Turning on Ross, he converted on only 186 of his 457 shots taken. Of those shots made, 41.4 percent were in the paint, 23.7 percent came from mid-range and 34.9 percent, an immense difference than DeRozan, came from beyond the arc. He converted on 58.2 percent of his attempts in the paint, extremely identical to the other guard. He also hit on 32.1 percent of his shots from mid-range and, in contrast to DeRozan, hit on 33.2 percent of his three-point attempts. His effective field-goal percentage of 47.8 percent is something that most people would let slip past them unnoticed, making him not much less of the offensive contributor DeRozan was in his rookie season. The reason why the difference in eFG percentage is 2.4 versus the 9.1 percent difference in field-goal percentage is largely due to Ross' three-point scoring. The fact that he was able to contribute three-point field goals so much in comparison to DeRozan his numbers up. Yes, DeRozan still has the upper hand here at an effective field-goal percentage of 50.2, but all of Ross' three-point field goals raises his significantly more. After all, three is worth more than two.

Looking at their shot charts individually, we notice a few things.

Firstly, Ross absolutely loves to shoot from the right side of the court. He attempted 199 shots from that side versus 108 from the left and 149 from the middle (including 104 at the rim). Unfortunately for him, his shot effectiveness from the right side of the floor proved to be below league average, converting on a mere 29.1 percent of those shots, including 24.6 percent of his 116 attempted three-point shots from that side.

DeRozan on the other hand, loves the rim. He attempted 283 of his 512 shots in the restricted area, converting on 60.1 percent of them, an effective rate, comparable to the league average that year. He was below average from mid-range, his success rate of 36.9 percent being 3.1 percent lower than the league average of 40 percent that season.

We arrive to comparing both players' play per 48 minutes of action. Of course, their field-goal percentage doesn't change, nor does their three-point percentage and free-throw percentage. As well, I will not bother comparing assist numbers, steals, blocks or turnovers, as those numbers were too feeble to begin with for the both of them.

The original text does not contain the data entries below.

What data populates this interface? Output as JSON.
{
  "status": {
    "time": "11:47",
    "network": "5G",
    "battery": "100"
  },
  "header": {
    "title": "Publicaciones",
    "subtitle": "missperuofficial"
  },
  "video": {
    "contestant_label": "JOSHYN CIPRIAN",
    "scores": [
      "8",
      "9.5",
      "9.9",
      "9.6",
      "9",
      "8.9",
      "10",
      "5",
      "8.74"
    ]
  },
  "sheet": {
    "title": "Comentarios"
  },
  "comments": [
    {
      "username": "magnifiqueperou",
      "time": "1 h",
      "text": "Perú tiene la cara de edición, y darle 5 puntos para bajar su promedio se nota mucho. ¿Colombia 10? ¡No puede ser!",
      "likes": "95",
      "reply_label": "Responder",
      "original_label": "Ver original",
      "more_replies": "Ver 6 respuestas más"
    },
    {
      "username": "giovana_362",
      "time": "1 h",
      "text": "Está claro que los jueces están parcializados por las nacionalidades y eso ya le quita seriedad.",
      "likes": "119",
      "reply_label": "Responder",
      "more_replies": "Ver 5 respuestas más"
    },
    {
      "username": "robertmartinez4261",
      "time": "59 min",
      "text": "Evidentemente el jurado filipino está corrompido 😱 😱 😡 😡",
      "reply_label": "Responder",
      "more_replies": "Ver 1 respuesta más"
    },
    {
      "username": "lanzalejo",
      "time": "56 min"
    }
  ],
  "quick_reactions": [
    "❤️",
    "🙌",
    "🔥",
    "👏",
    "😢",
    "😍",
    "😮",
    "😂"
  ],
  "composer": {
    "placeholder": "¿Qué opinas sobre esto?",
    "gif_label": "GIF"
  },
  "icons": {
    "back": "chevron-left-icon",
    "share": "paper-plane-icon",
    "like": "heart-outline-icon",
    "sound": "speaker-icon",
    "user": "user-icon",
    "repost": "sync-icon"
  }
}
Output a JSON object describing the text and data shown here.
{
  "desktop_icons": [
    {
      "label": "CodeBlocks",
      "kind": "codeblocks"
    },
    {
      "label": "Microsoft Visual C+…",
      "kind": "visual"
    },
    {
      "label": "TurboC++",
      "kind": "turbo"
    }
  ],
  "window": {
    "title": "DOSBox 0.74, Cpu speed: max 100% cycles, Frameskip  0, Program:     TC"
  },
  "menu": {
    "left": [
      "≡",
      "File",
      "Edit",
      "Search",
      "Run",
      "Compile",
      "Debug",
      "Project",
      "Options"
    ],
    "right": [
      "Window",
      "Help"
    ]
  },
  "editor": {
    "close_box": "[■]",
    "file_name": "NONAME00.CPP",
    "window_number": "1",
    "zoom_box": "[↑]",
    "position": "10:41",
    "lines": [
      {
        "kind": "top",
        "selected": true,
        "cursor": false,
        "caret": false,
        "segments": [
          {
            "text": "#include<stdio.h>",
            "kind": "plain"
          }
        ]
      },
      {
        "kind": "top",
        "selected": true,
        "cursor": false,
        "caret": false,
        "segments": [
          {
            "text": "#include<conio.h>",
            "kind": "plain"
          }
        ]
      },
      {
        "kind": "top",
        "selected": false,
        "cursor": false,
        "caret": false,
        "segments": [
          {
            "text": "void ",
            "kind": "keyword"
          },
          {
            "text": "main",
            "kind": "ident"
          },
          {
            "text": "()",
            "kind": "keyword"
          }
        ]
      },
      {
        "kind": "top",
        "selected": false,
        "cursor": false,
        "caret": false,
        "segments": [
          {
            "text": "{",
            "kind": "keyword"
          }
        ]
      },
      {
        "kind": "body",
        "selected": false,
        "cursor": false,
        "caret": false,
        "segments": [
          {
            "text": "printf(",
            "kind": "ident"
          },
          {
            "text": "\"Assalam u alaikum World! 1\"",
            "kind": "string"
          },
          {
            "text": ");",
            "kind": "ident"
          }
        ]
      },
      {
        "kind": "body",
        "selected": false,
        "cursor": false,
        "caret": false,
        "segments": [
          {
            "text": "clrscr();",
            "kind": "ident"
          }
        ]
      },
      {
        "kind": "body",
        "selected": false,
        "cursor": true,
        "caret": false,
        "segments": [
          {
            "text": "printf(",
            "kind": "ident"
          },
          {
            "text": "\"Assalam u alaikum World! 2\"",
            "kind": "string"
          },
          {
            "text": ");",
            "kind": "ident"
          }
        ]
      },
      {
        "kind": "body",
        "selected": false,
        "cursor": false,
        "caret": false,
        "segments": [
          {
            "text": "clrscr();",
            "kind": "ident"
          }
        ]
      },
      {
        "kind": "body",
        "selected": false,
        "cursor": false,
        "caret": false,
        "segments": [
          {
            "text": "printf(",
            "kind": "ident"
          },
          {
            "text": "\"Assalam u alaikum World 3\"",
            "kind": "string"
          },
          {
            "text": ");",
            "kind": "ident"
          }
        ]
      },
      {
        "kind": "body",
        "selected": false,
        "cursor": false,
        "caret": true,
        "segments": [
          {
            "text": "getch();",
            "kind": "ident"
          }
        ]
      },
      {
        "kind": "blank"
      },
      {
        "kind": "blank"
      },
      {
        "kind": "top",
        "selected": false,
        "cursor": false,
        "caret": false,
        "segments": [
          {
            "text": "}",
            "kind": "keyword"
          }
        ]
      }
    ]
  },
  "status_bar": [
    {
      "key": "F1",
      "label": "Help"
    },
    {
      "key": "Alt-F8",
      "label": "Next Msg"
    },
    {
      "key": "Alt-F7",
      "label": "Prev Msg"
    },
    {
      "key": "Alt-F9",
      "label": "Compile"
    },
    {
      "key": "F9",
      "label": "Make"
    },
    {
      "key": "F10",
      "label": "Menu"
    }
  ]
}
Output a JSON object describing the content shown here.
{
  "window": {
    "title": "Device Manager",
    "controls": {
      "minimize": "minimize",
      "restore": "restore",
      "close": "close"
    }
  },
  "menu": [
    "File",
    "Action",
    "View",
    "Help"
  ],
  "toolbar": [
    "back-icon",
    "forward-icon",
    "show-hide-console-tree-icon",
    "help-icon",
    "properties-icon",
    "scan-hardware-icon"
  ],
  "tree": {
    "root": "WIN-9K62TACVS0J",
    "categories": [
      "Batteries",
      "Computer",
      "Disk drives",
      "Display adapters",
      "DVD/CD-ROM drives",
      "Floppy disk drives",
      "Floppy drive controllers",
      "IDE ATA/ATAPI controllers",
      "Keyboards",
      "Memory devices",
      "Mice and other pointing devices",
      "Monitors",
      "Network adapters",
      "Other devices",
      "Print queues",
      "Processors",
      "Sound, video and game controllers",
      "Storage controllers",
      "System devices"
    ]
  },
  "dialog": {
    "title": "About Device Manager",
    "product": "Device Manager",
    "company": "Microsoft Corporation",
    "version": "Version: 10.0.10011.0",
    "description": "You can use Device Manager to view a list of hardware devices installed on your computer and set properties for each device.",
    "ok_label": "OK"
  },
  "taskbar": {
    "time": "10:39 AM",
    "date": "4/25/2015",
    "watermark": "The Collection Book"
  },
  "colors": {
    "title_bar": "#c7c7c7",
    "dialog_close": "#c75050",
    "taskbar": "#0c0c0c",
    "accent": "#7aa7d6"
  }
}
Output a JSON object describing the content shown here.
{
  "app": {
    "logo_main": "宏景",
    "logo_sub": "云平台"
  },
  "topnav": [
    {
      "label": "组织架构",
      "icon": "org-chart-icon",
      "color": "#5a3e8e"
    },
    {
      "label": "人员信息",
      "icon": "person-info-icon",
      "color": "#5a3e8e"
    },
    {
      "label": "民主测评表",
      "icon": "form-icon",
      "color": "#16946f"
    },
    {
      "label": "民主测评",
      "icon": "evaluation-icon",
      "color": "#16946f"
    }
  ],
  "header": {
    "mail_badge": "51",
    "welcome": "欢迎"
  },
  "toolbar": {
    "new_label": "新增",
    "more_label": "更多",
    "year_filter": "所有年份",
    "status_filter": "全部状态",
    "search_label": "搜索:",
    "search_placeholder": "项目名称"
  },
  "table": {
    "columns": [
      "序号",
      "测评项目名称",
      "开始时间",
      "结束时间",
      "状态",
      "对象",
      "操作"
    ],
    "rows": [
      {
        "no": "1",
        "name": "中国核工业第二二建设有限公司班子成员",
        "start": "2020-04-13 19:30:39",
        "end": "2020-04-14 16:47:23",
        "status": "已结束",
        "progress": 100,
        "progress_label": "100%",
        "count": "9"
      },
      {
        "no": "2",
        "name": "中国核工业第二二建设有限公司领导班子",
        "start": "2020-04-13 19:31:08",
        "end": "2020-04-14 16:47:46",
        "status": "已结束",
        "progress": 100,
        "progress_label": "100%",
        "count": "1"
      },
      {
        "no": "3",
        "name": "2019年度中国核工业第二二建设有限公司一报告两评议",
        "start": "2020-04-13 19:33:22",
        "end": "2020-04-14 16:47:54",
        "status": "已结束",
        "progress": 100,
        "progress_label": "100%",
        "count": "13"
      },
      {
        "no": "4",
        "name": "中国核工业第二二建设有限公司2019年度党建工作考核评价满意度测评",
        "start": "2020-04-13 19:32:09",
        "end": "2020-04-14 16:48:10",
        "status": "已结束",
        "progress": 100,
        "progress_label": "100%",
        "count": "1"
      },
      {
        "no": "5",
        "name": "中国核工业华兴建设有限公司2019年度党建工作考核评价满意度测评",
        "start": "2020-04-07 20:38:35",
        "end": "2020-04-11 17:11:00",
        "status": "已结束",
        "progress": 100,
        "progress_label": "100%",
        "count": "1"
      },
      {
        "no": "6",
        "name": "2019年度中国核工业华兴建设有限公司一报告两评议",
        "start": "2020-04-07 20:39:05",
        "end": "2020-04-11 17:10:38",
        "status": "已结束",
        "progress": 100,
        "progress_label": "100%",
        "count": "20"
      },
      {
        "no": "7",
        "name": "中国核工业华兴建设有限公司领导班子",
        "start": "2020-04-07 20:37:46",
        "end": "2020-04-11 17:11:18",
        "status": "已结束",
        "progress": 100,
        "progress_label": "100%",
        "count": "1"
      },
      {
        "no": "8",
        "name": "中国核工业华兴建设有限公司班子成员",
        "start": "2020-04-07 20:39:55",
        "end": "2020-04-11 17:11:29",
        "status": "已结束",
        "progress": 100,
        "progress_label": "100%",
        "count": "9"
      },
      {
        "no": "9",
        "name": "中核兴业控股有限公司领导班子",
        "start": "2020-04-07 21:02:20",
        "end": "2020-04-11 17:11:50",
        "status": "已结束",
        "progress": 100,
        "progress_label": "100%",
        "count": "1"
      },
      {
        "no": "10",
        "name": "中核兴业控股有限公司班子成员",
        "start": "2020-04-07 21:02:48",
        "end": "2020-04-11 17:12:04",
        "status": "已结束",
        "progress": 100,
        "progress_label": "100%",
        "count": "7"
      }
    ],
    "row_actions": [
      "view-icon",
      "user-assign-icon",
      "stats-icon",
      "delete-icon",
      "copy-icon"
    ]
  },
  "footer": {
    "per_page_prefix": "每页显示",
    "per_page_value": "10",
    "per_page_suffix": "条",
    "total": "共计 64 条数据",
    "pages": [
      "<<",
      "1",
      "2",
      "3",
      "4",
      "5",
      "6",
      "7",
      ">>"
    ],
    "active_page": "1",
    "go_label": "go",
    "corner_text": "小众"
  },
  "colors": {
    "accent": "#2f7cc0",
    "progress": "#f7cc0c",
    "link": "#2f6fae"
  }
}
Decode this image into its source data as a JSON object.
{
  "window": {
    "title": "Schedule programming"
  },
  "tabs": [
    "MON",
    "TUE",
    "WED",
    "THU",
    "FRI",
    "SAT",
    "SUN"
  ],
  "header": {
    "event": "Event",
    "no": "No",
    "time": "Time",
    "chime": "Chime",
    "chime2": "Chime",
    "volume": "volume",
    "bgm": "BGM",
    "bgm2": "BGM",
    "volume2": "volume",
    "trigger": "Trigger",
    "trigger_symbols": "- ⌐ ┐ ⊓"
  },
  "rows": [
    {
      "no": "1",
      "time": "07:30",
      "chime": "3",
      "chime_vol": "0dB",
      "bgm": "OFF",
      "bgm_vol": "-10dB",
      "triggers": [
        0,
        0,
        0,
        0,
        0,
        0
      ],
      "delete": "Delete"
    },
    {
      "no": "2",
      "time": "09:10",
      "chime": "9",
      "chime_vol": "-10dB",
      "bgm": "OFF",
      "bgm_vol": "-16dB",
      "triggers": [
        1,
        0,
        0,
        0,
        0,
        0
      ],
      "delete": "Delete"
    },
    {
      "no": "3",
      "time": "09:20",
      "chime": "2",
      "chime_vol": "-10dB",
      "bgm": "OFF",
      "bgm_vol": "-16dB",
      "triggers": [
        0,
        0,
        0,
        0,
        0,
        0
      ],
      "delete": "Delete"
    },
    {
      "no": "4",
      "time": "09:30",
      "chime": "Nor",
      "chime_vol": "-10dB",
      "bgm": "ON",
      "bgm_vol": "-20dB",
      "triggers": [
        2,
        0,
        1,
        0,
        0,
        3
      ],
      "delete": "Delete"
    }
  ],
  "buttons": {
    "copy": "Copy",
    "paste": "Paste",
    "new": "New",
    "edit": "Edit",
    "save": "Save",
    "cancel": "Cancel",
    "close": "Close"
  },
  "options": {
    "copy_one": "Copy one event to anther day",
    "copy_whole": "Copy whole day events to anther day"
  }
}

DeRozan averages 19.1 points, 6.4 rebounds, averaging 4.3 free-throws per game. Ross posts 18.1 points and 5.6 rebounds and makes 2.5 three-point shots a game. However, he only shoots 1.2 free-throws per game. Last Tuesday, Braedon Clark wrote "For someone so athletic, Ross should be making a living at the free-throw line, but...lets his athleticism work against him by avoiding contact too much." DeRozan was not much better his rookie season, being a crazy athlete as well, but has taken steps to improve the number of free-throws he takes per game, 4.3 in 36.7 minutes of play last season, as well as hitting them at a success rate of 83.1 percent. He still has work to do, but has definitely shown improvement. It's up to Ross now to take after his teammate and work his way to the charity stripe and improve his percentage from the line to contribute further.

Unfortunately for the two of them, they finished with negative plus-minus ratings per game their rookie seasons. DeRozan averaged -3.0 per-game while Ross logged -0.9 per-game. The former took more shots and had a bigger role on the team his rookie season than Ross did last season, so this is definitely understandable.

The next step and what Raptors fans surely want is for both to capitalize on their athleticism. They're both extremely gifted and must learn to use their bodies to their advantage, drawing contact and not only earning freebies at the line, but making them when they get there. Also, being bigger than most two-guards, they have a gift of being able to be defensive stoppers at that position. They must now learn to move their feet well and read their opponent, something that will only come with practice and repetition.

For his sake more than ours, I sincerely hope Ross shows great signs of maturity and growth this season after an up and down rookie season and disappointing Summer League to kick off his sophomore year. DeRozan did it and is continuing to progress, now it's time for the Slam Dunk Champion to step up to the plate.